Work instruction: Please set down the records below exactly as they appear.

Data section:
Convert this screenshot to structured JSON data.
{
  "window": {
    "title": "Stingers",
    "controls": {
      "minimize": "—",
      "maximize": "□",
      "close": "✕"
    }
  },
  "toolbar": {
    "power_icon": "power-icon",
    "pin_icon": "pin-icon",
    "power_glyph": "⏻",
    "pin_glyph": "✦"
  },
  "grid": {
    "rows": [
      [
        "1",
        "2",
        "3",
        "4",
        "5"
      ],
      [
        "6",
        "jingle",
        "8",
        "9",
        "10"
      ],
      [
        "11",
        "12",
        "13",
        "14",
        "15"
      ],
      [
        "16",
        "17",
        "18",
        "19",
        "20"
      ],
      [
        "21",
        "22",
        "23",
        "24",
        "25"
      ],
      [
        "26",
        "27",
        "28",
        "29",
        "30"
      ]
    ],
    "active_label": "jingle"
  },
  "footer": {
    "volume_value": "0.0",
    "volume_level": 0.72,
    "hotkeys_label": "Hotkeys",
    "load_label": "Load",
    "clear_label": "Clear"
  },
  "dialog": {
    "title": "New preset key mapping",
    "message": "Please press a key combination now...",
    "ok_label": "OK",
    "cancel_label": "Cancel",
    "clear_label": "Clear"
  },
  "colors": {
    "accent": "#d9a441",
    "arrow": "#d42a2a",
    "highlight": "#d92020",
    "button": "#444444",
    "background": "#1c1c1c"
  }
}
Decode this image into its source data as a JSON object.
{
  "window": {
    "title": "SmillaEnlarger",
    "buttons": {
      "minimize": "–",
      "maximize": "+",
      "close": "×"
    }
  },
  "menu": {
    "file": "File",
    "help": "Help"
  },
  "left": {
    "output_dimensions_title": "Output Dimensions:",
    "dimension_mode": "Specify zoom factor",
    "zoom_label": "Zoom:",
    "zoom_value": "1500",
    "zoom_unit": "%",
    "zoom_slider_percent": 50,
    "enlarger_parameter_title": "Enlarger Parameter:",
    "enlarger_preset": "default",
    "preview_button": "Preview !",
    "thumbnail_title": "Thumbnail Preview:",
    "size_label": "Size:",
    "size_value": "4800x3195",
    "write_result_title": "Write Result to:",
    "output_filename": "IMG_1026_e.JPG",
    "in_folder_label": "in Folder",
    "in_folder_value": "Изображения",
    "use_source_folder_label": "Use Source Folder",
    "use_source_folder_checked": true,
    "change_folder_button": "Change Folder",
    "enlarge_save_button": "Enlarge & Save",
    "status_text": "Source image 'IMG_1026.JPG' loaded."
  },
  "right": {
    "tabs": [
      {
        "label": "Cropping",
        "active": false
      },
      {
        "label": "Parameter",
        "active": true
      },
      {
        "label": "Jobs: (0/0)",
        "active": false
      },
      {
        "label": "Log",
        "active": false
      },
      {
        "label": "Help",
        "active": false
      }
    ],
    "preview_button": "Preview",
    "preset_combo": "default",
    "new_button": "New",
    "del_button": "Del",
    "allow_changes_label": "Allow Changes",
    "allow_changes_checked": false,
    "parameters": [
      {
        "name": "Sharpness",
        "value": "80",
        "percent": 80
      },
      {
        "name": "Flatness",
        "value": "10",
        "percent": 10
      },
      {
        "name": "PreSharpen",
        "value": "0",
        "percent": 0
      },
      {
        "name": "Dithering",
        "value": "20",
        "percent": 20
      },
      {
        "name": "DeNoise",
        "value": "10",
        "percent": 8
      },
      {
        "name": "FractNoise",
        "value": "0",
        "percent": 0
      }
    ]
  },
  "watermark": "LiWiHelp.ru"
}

Output below:
Convert this screenshot to structured JSON data.
{
  "window": {
    "title": "Stingers",
    "controls": {
      "minimize": "—",
      "maximize": "□",
      "close": "✕"
    }
  },
  "toolbar": {
    "power_icon": "power-icon",
    "pin_icon": "pin-icon",
    "power_glyph": "⏻",
    "pin_glyph": "✦"
  },
  "grid": {
    "rows": [
      [
        "1",
        "2",
        "3",
        "4",
        "5"
      ],
      [
        "6",
        "jingle",
        "8",
        "9",
        "10"
      ],
      [
        "11",
        "12",
        "13",
        "14",
        "15"
      ],
      [
        "16",
        "17",
        "18",
        "19",
        "20"
      ],
      [
        "21",
        "22",
        "23",
        "24",
        "25"
      ],
      [
        "26",
        "27",
        "28",
        "29",
        "30"
      ]
    ],
    "active_label": "jingle"
  },
  "footer": {
    "volume_value": "0.0",
    "volume_level": 0.72,
    "hotkeys_label": "Hotkeys",
    "load_label": "Load",
    "clear_label": "Clear"
  },
  "dialog": {
    "title": "New preset key mapping",
    "message": "Please press a key combination now...",
    "ok_label": "OK",
    "cancel_label": "Cancel",
    "clear_label": "Clear"
  },
  "colors": {
    "accent": "#d9a441",
    "arrow": "#d42a2a",
    "highlight": "#d92020",
    "button": "#444444",
    "background": "#1c1c1c"
  }
}
Decode this image into its source data as a JSON object.
{
  "window": {
    "title": "SmillaEnlarger",
    "buttons": {
      "minimize": "–",
      "maximize": "+",
      "close": "×"
    }
  },
  "menu": {
    "file": "File",
    "help": "Help"
  },
  "left": {
    "output_dimensions_title": "Output Dimensions:",
    "dimension_mode": "Specify zoom factor",
    "zoom_label": "Zoom:",
    "zoom_value": "1500",
    "zoom_unit": "%",
    "zoom_slider_percent": 50,
    "enlarger_parameter_title": "Enlarger Parameter:",
    "enlarger_preset": "default",
    "preview_button": "Preview !",
    "thumbnail_title": "Thumbnail Preview:",
    "size_label": "Size:",
    "size_value": "4800x3195",
    "write_result_title": "Write Result to:",
    "output_filename": "IMG_1026_e.JPG",
    "in_folder_label": "in Folder",
    "in_folder_value": "Изображения",
    "use_source_folder_label": "Use Source Folder",
    "use_source_folder_checked": true,
    "change_folder_button": "Change Folder",
    "enlarge_save_button": "Enlarge & Save",
    "status_text": "Source image 'IMG_1026.JPG' loaded."
  },
  "right": {
    "tabs": [
      {
        "label": "Cropping",
        "active": false
      },
      {
        "label": "Parameter",
        "active": true
      },
      {
        "label": "Jobs: (0/0)",
        "active": false
      },
      {
        "label": "Log",
        "active": false
      },
      {
        "label": "Help",
        "active": false
      }
    ],
    "preview_button": "Preview",
    "preset_combo": "default",
    "new_button": "New",
    "del_button": "Del",
    "allow_changes_label": "Allow Changes",
    "allow_changes_checked": false,
    "parameters": [
      {
        "name": "Sharpness",
        "value": "80",
        "percent": 80
      },
      {
        "name": "Flatness",
        "value": "10",
        "percent": 10
      },
      {
        "name": "PreSharpen",
        "value": "0",
        "percent": 0
      },
      {
        "name": "Dithering",
        "value": "20",
        "percent": 20
      },
      {
        "name": "DeNoise",
        "value": "10",
        "percent": 8
      },
      {
        "name": "FractNoise",
        "value": "0",
        "percent": 0
      }
    ]
  },
  "watermark": "LiWiHelp.ru"
}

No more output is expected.